··· DATA SECTION ···

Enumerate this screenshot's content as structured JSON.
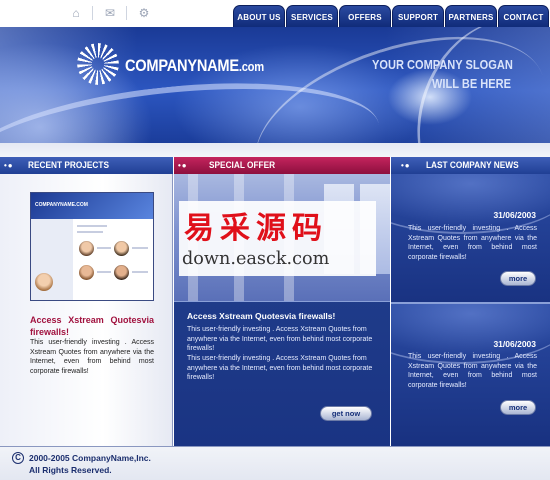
{
  "utility_icons": [
    "home-icon",
    "mail-icon",
    "sitemap-icon"
  ],
  "nav": {
    "tabs": [
      {
        "label": "ABOUT US"
      },
      {
        "label": "SERVICES"
      },
      {
        "label": "OFFERS"
      },
      {
        "label": "SUPPORT"
      },
      {
        "label": "PARTNERS"
      },
      {
        "label": "CONTACT US"
      }
    ]
  },
  "header": {
    "logo_name": "COMPANYNAME",
    "logo_domain": ".com",
    "slogan_line1": "YOUR COMPANY SLOGAN",
    "slogan_line2": "WILL BE HERE"
  },
  "sections": {
    "recent_projects": "RECENT PROJECTS",
    "special_offer": "SPECIAL OFFER",
    "company_news": "LAST COMPANY NEWS"
  },
  "recent_project": {
    "thumbnail_logo": "COMPANYNAME.COM",
    "title": "Access Xstream Quotesvia firewalls!",
    "body": "This user-friendly investing . Access Xstream Quotes from anywhere via the Internet, even from behind most corporate firewalls!"
  },
  "special_offer": {
    "watermark_cn": "易采源码",
    "watermark_url": "down.easck.com",
    "title": "Access Xstream Quotesvia firewalls!",
    "paragraph1": "This user-friendly investing . Access Xstream Quotes from anywhere via the Internet, even from behind most corporate firewalls!",
    "paragraph2": "This user-friendly investing . Access Xstream Quotes from anywhere via the Internet, even from behind most corporate firewalls!",
    "button": "get now"
  },
  "news": [
    {
      "date": "31/06/2003",
      "body": "This user-friendly investing . Access Xstream Quotes from anywhere via the Internet, even from behind most corporate firewalls!",
      "button": "more"
    },
    {
      "date": "31/06/2003",
      "body": "This user-friendly investing . Access Xstream Quotes from anywhere via the Internet, even from behind most corporate firewalls!",
      "button": "more"
    }
  ],
  "footer": {
    "copyright_symbol": "C",
    "line1": "2000-2005 CompanyName,Inc.",
    "line2": "All Rights Reserved."
  },
  "colors": {
    "primary_blue": "#1d3888",
    "accent_magenta": "#a1123f",
    "nav_tab": "#1a3584"
  }
}
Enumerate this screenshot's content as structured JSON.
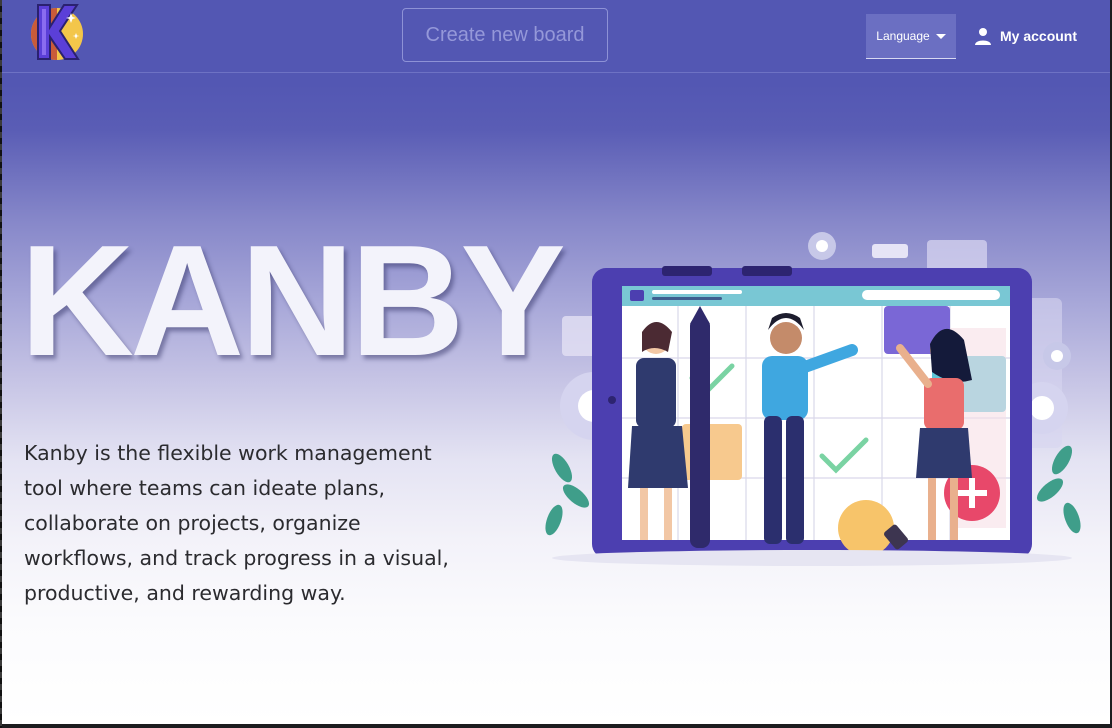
{
  "navbar": {
    "brand": "Kanby",
    "create_board_label": "Create new board",
    "language_label": "Language",
    "account_label": "My account"
  },
  "hero": {
    "title": "KANBY",
    "description": "Kanby is the flexible work management tool where teams can ideate plans, collaborate on projects, organize workflows, and track progress in a visual, productive, and rewarding way."
  },
  "colors": {
    "navbar": "#5357b3",
    "accent": "#4c3fb0",
    "text": "#2b2b2f"
  },
  "icons": {
    "language_caret": "caret-down-icon",
    "account": "user-icon"
  }
}
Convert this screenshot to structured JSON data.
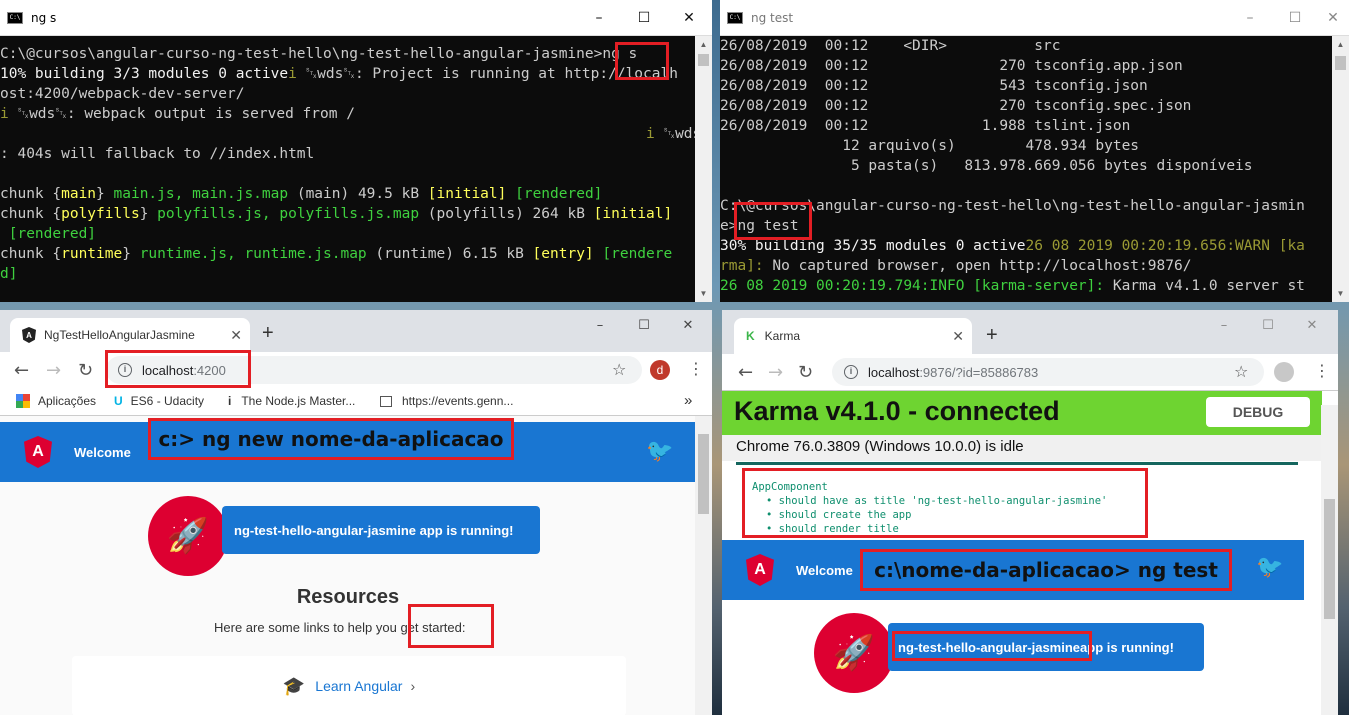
{
  "cmd1": {
    "title": "ng s",
    "lines": [
      {
        "segs": [
          {
            "t": "C:\\@cursos\\angular-curso-ng-test-hello\\ng-test-hello-angular-jasmine>ng s"
          }
        ]
      },
      {
        "segs": [
          {
            "t": "10% building 3/3 modules 0 active",
            "c": "wh"
          },
          {
            "t": "i ",
            "c": "dg"
          },
          {
            "t": "␂wds␂: Project is running at http://localh"
          }
        ]
      },
      {
        "segs": [
          {
            "t": "ost:4200/webpack-dev-server/"
          }
        ]
      },
      {
        "segs": [
          {
            "t": "i ",
            "c": "dg"
          },
          {
            "t": "␂wds␂: webpack output is served from /"
          }
        ]
      },
      {
        "segs": [
          {
            "t": "                                                                          i ",
            "c": "dg"
          },
          {
            "t": "␂wds␂"
          }
        ]
      },
      {
        "segs": [
          {
            "t": ": 404s will fallback to //index.html"
          }
        ]
      },
      {
        "segs": [
          {
            "t": ""
          }
        ]
      },
      {
        "segs": [
          {
            "t": "chunk {"
          },
          {
            "t": "main",
            "c": "y"
          },
          {
            "t": "} "
          },
          {
            "t": "main.js, main.js.map",
            "c": "g"
          },
          {
            "t": " (main) 49.5 kB "
          },
          {
            "t": "[initial]",
            "c": "y"
          },
          {
            "t": " "
          },
          {
            "t": "[rendered]",
            "c": "g"
          }
        ]
      },
      {
        "segs": [
          {
            "t": "chunk {"
          },
          {
            "t": "polyfills",
            "c": "y"
          },
          {
            "t": "} "
          },
          {
            "t": "polyfills.js, polyfills.js.map",
            "c": "g"
          },
          {
            "t": " (polyfills) 264 kB "
          },
          {
            "t": "[initial]",
            "c": "y"
          }
        ]
      },
      {
        "segs": [
          {
            "t": " "
          },
          {
            "t": "[rendered]",
            "c": "g"
          }
        ]
      },
      {
        "segs": [
          {
            "t": "chunk {"
          },
          {
            "t": "runtime",
            "c": "y"
          },
          {
            "t": "} "
          },
          {
            "t": "runtime.js, runtime.js.map",
            "c": "g"
          },
          {
            "t": " (runtime) 6.15 kB "
          },
          {
            "t": "[entry]",
            "c": "y"
          },
          {
            "t": " "
          },
          {
            "t": "[rendere",
            "c": "g"
          }
        ]
      },
      {
        "segs": [
          {
            "t": "d]",
            "c": "g"
          }
        ]
      }
    ]
  },
  "cmd2": {
    "title": "ng test",
    "lines": [
      {
        "segs": [
          {
            "t": "26/08/2019  00:12    <DIR>          src"
          }
        ]
      },
      {
        "segs": [
          {
            "t": "26/08/2019  00:12               270 tsconfig.app.json"
          }
        ]
      },
      {
        "segs": [
          {
            "t": "26/08/2019  00:12               543 tsconfig.json"
          }
        ]
      },
      {
        "segs": [
          {
            "t": "26/08/2019  00:12               270 tsconfig.spec.json"
          }
        ]
      },
      {
        "segs": [
          {
            "t": "26/08/2019  00:12             1.988 tslint.json"
          }
        ]
      },
      {
        "segs": [
          {
            "t": "              12 arquivo(s)        478.934 bytes"
          }
        ]
      },
      {
        "segs": [
          {
            "t": "               5 pasta(s)   813.978.669.056 bytes disponíveis"
          }
        ]
      },
      {
        "segs": [
          {
            "t": ""
          }
        ]
      },
      {
        "segs": [
          {
            "t": "C:\\@cursos\\angular-curso-ng-test-hello\\ng-test-hello-angular-jasmin"
          }
        ]
      },
      {
        "segs": [
          {
            "t": "e>ng test"
          }
        ]
      },
      {
        "segs": [
          {
            "t": "30% building 35/35 modules 0 active",
            "c": "wh"
          },
          {
            "t": "26 08 2019 00:20:19.656:WARN [ka",
            "c": "dg"
          }
        ]
      },
      {
        "segs": [
          {
            "t": "rma]: ",
            "c": "dg"
          },
          {
            "t": "No captured browser, open http://localhost:9876/"
          }
        ]
      },
      {
        "segs": [
          {
            "t": "26 08 2019 00:20:19.794:INFO [karma-server]: ",
            "c": "g"
          },
          {
            "t": "Karma v4.1.0 server st"
          }
        ]
      }
    ]
  },
  "browser1": {
    "tab_title": "NgTestHelloAngularJasmine",
    "url_host": "localhost",
    "url_port": ":4200",
    "profile_initial": "d",
    "bookmarks": [
      {
        "label": "Aplicações"
      },
      {
        "label": "ES6 - Udacity"
      },
      {
        "label": "The Node.js Master..."
      },
      {
        "label": "https://events.genn..."
      }
    ],
    "welcome": "Welcome",
    "app_running": "ng-test-hello-angular-jasmine app is running!",
    "resources": "Resources",
    "resources_sub_a": "Here are some links to help you ",
    "resources_sub_b": "get started:",
    "learn": "Learn Angular",
    "callout": "c:> ng new nome-da-aplicacao"
  },
  "browser2": {
    "tab_title": "Karma",
    "url_host": "localhost",
    "url_rest": ":9876/?id=85886783",
    "karma_title": "Karma v4.1.0 - connected",
    "debug": "DEBUG",
    "browser_status": "Chrome 76.0.3809 (Windows 10.0.0) is idle",
    "suite": "AppComponent",
    "specs": [
      "should have as title 'ng-test-hello-angular-jasmine'",
      "should create the app",
      "should render title"
    ],
    "welcome": "Welcome",
    "callout": "c:\\nome-da-aplicacao> ng test",
    "app_running_a": "ng-test-hello-angular-jasmine",
    "app_running_b": " app is running!"
  },
  "colors": {
    "angular_blue": "#1976d2",
    "angular_red": "#dd0031",
    "karma_green": "#6ed431",
    "highlight_red": "#e31e24"
  }
}
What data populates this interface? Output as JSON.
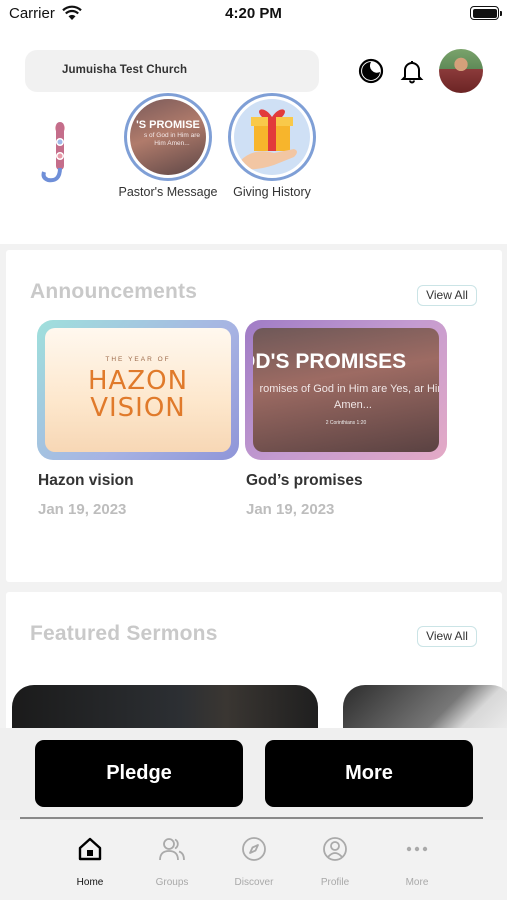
{
  "status_bar": {
    "carrier": "Carrier",
    "time": "4:20 PM"
  },
  "header": {
    "church_name": "Jumuisha Test Church"
  },
  "stories": [
    {
      "label": "Pastor's Message",
      "image_text": "'S PROMISE",
      "image_subtext": "s of God in Him are Him Amen..."
    },
    {
      "label": "Giving History"
    }
  ],
  "announcements": {
    "title": "Announcements",
    "view_all": "View All",
    "items": [
      {
        "title": "Hazon vision",
        "date": "Jan 19, 2023",
        "image_kicker": "THE YEAR OF",
        "image_title": "HAZON VISION"
      },
      {
        "title": "God’s promises",
        "date": "Jan 19, 2023",
        "image_title": "OD'S PROMISES",
        "image_body": "romises of God in Him are Yes, ar Him Amen...",
        "image_ref": "2 Corinthians 1:20"
      }
    ]
  },
  "featured_sermons": {
    "title": "Featured Sermons",
    "view_all": "View All"
  },
  "actions": {
    "pledge": "Pledge",
    "more": "More"
  },
  "tabs": [
    {
      "label": "Home",
      "icon": "home-icon",
      "active": true
    },
    {
      "label": "Groups",
      "icon": "groups-icon",
      "active": false
    },
    {
      "label": "Discover",
      "icon": "compass-icon",
      "active": false
    },
    {
      "label": "Profile",
      "icon": "profile-icon",
      "active": false
    },
    {
      "label": "More",
      "icon": "more-dots-icon",
      "active": false
    }
  ],
  "colors": {
    "story_ring": "#7f9fd6",
    "section_title": "#c9c9c9",
    "view_all_border": "#cbe4e6",
    "action_button": "#000000"
  }
}
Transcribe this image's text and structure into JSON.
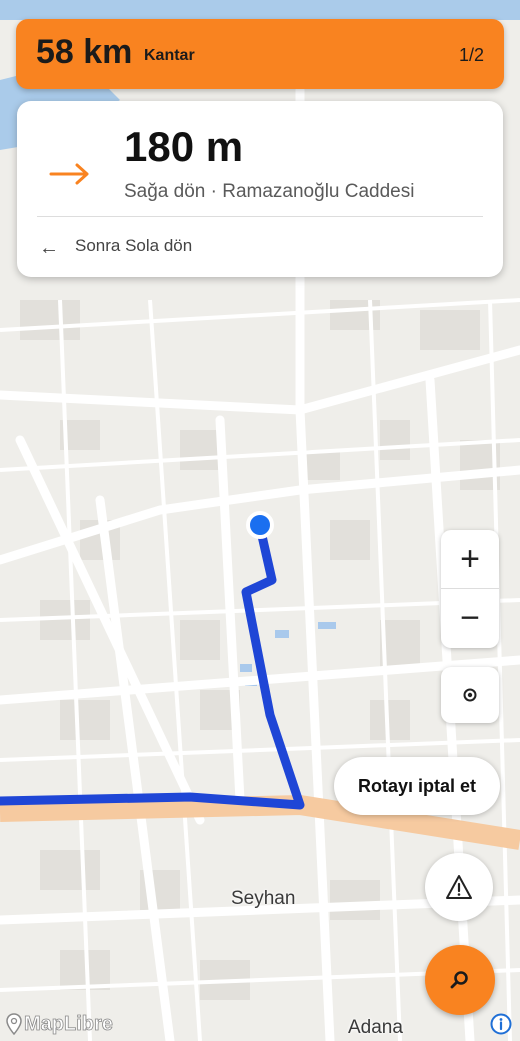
{
  "top_bar": {
    "distance": "58 km",
    "destination": "Kantar",
    "step": "1/2",
    "color": "#f98320"
  },
  "instruction": {
    "distance": "180 m",
    "text": "Sağa dön · Ramazanoğlu Caddesi",
    "turn_icon": "arrow-right-icon",
    "then_icon": "arrow-left-icon",
    "then_text": "Sonra Sola dön"
  },
  "map": {
    "labels": {
      "district": "Seyhan",
      "city": "Adana"
    },
    "route_color": "#1f46d6",
    "location_color": "#1a6ff0"
  },
  "controls": {
    "zoom_in": "+",
    "zoom_out": "−",
    "locate_icon": "target-icon",
    "cancel_route": "Rotayı iptal et",
    "report_icon": "warning-icon",
    "search_icon": "search-icon"
  },
  "attribution": {
    "text": "MapLibre",
    "info_icon": "info-icon"
  }
}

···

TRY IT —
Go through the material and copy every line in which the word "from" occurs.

ANSWER FOR THE TASK —
    "body": "This user-friendly investing . Access Xstream Quotes from anywhere via the Internet, even from behind most corporate firewalls!"
    "paragraph1": "This user-friendly investing . Access Xstream Quotes from anywhere via the Internet, even from behind most corporate firewalls!",
    "paragraph2": "This user-friendly investing . Access Xstream Quotes from anywhere via the Internet, even from behind most corporate firewalls!",
      "body": "This user-friendly investing . Access Xstream Quotes from anywhere via the Internet, even from behind most corporate firewalls!",
      "body": "This user-friendly investing . Access Xstream Quotes from anywhere via the Internet, even from behind most corporate firewalls!",
            "t": "␂wds␂: webpack output is served from /"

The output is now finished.